**Records supplied:**
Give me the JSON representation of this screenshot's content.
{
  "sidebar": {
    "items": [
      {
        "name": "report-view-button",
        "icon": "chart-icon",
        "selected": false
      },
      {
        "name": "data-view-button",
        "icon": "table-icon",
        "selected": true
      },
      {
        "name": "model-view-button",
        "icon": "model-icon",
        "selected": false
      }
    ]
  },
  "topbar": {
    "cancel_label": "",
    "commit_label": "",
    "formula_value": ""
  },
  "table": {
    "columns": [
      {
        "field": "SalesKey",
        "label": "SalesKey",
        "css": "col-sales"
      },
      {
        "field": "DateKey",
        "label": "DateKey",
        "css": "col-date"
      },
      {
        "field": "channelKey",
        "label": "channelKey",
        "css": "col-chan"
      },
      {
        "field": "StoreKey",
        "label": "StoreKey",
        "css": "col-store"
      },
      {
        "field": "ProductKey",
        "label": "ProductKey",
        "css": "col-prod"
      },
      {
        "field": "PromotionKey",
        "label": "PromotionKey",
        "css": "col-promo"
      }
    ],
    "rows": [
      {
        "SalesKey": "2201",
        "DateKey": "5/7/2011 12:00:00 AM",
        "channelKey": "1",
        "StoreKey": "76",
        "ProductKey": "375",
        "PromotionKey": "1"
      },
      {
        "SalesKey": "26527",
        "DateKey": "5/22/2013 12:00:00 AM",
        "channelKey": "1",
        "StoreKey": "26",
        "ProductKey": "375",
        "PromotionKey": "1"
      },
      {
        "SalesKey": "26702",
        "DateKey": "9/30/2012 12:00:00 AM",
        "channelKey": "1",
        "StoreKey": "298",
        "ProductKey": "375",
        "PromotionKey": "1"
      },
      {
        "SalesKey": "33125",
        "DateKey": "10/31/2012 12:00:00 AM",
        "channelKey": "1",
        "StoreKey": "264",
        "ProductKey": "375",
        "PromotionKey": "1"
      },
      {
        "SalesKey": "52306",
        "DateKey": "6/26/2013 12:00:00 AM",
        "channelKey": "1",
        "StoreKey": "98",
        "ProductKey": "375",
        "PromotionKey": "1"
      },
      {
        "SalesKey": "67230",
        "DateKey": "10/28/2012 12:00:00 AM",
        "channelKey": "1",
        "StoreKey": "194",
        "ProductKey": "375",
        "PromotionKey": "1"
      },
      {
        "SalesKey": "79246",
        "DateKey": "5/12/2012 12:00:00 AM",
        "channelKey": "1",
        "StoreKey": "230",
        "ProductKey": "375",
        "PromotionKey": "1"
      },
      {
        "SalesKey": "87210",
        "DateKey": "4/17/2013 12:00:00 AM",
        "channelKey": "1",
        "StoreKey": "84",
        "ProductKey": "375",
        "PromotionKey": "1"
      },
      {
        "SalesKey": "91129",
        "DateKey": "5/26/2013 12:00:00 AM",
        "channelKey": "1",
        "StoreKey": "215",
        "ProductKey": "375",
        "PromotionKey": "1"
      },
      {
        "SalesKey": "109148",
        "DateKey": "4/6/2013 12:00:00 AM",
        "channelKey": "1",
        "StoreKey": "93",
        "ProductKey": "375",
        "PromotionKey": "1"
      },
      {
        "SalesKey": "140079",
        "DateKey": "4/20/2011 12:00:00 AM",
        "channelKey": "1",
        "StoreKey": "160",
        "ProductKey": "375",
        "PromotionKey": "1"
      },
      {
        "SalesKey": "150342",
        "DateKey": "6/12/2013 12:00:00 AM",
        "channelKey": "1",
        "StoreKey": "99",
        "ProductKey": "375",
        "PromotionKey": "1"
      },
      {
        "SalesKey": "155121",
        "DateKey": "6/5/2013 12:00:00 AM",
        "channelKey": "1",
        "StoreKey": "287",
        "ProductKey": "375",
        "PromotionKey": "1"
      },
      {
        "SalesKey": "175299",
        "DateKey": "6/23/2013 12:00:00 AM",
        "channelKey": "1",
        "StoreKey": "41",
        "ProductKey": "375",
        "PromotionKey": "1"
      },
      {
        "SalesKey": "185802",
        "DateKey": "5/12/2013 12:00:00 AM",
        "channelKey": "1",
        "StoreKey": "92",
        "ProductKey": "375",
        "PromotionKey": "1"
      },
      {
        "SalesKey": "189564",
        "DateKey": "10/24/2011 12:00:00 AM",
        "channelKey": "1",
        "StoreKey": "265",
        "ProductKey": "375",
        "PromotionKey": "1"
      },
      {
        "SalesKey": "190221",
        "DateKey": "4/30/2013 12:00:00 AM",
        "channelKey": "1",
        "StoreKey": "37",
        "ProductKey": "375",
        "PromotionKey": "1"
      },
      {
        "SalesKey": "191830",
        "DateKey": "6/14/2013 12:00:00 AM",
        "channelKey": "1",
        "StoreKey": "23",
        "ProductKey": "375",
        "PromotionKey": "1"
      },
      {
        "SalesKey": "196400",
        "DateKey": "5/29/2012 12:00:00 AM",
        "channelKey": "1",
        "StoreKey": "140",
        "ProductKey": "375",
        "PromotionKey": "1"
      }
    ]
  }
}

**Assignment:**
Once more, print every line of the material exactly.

**Response to this task:**
Give me the JSON representation of this screenshot's content.
{
  "sidebar": {
    "items": [
      {
        "name": "report-view-button",
        "icon": "chart-icon",
        "selected": false
      },
      {
        "name": "data-view-button",
        "icon": "table-icon",
        "selected": true
      },
      {
        "name": "model-view-button",
        "icon": "model-icon",
        "selected": false
      }
    ]
  },
  "topbar": {
    "cancel_label": "",
    "commit_label": "",
    "formula_value": ""
  },
  "table": {
    "columns": [
      {
        "field": "SalesKey",
        "label": "SalesKey",
        "css": "col-sales"
      },
      {
        "field": "DateKey",
        "label": "DateKey",
        "css": "col-date"
      },
      {
        "field": "channelKey",
        "label": "channelKey",
        "css": "col-chan"
      },
      {
        "field": "StoreKey",
        "label": "StoreKey",
        "css": "col-store"
      },
      {
        "field": "ProductKey",
        "label": "ProductKey",
        "css": "col-prod"
      },
      {
        "field": "PromotionKey",
        "label": "PromotionKey",
        "css": "col-promo"
      }
    ],
    "rows": [
      {
        "SalesKey": "2201",
        "DateKey": "5/7/2011 12:00:00 AM",
        "channelKey": "1",
        "StoreKey": "76",
        "ProductKey": "375",
        "PromotionKey": "1"
      },
      {
        "SalesKey": "26527",
        "DateKey": "5/22/2013 12:00:00 AM",
        "channelKey": "1",
        "StoreKey": "26",
        "ProductKey": "375",
        "PromotionKey": "1"
      },
      {
        "SalesKey": "26702",
        "DateKey": "9/30/2012 12:00:00 AM",
        "channelKey": "1",
        "StoreKey": "298",
        "ProductKey": "375",
        "PromotionKey": "1"
      },
      {
        "SalesKey": "33125",
        "DateKey": "10/31/2012 12:00:00 AM",
        "channelKey": "1",
        "StoreKey": "264",
        "ProductKey": "375",
        "PromotionKey": "1"
      },
      {
        "SalesKey": "52306",
        "DateKey": "6/26/2013 12:00:00 AM",
        "channelKey": "1",
        "StoreKey": "98",
        "ProductKey": "375",
        "PromotionKey": "1"
      },
      {
        "SalesKey": "67230",
        "DateKey": "10/28/2012 12:00:00 AM",
        "channelKey": "1",
        "StoreKey": "194",
        "ProductKey": "375",
        "PromotionKey": "1"
      },
      {
        "SalesKey": "79246",
        "DateKey": "5/12/2012 12:00:00 AM",
        "channelKey": "1",
        "StoreKey": "230",
        "ProductKey": "375",
        "PromotionKey": "1"
      },
      {
        "SalesKey": "87210",
        "DateKey": "4/17/2013 12:00:00 AM",
        "channelKey": "1",
        "StoreKey": "84",
        "ProductKey": "375",
        "PromotionKey": "1"
      },
      {
        "SalesKey": "91129",
        "DateKey": "5/26/2013 12:00:00 AM",
        "channelKey": "1",
        "StoreKey": "215",
        "ProductKey": "375",
        "PromotionKey": "1"
      },
      {
        "SalesKey": "109148",
        "DateKey": "4/6/2013 12:00:00 AM",
        "channelKey": "1",
        "StoreKey": "93",
        "ProductKey": "375",
        "PromotionKey": "1"
      },
      {
        "SalesKey": "140079",
        "DateKey": "4/20/2011 12:00:00 AM",
        "channelKey": "1",
        "StoreKey": "160",
        "ProductKey": "375",
        "PromotionKey": "1"
      },
      {
        "SalesKey": "150342",
        "DateKey": "6/12/2013 12:00:00 AM",
        "channelKey": "1",
        "StoreKey": "99",
        "ProductKey": "375",
        "PromotionKey": "1"
      },
      {
        "SalesKey": "155121",
        "DateKey": "6/5/2013 12:00:00 AM",
        "channelKey": "1",
        "StoreKey": "287",
        "ProductKey": "375",
        "PromotionKey": "1"
      },
      {
        "SalesKey": "175299",
        "DateKey": "6/23/2013 12:00:00 AM",
        "channelKey": "1",
        "StoreKey": "41",
        "ProductKey": "375",
        "PromotionKey": "1"
      },
      {
        "SalesKey": "185802",
        "DateKey": "5/12/2013 12:00:00 AM",
        "channelKey": "1",
        "StoreKey": "92",
        "ProductKey": "375",
        "PromotionKey": "1"
      },
      {
        "SalesKey": "189564",
        "DateKey": "10/24/2011 12:00:00 AM",
        "channelKey": "1",
        "StoreKey": "265",
        "ProductKey": "375",
        "PromotionKey": "1"
      },
      {
        "SalesKey": "190221",
        "DateKey": "4/30/2013 12:00:00 AM",
        "channelKey": "1",
        "StoreKey": "37",
        "ProductKey": "375",
        "PromotionKey": "1"
      },
      {
        "SalesKey": "191830",
        "DateKey": "6/14/2013 12:00:00 AM",
        "channelKey": "1",
        "StoreKey": "23",
        "ProductKey": "375",
        "PromotionKey": "1"
      },
      {
        "SalesKey": "196400",
        "DateKey": "5/29/2012 12:00:00 AM",
        "channelKey": "1",
        "StoreKey": "140",
        "ProductKey": "375",
        "PromotionKey": "1"
      }
    ]
  }
}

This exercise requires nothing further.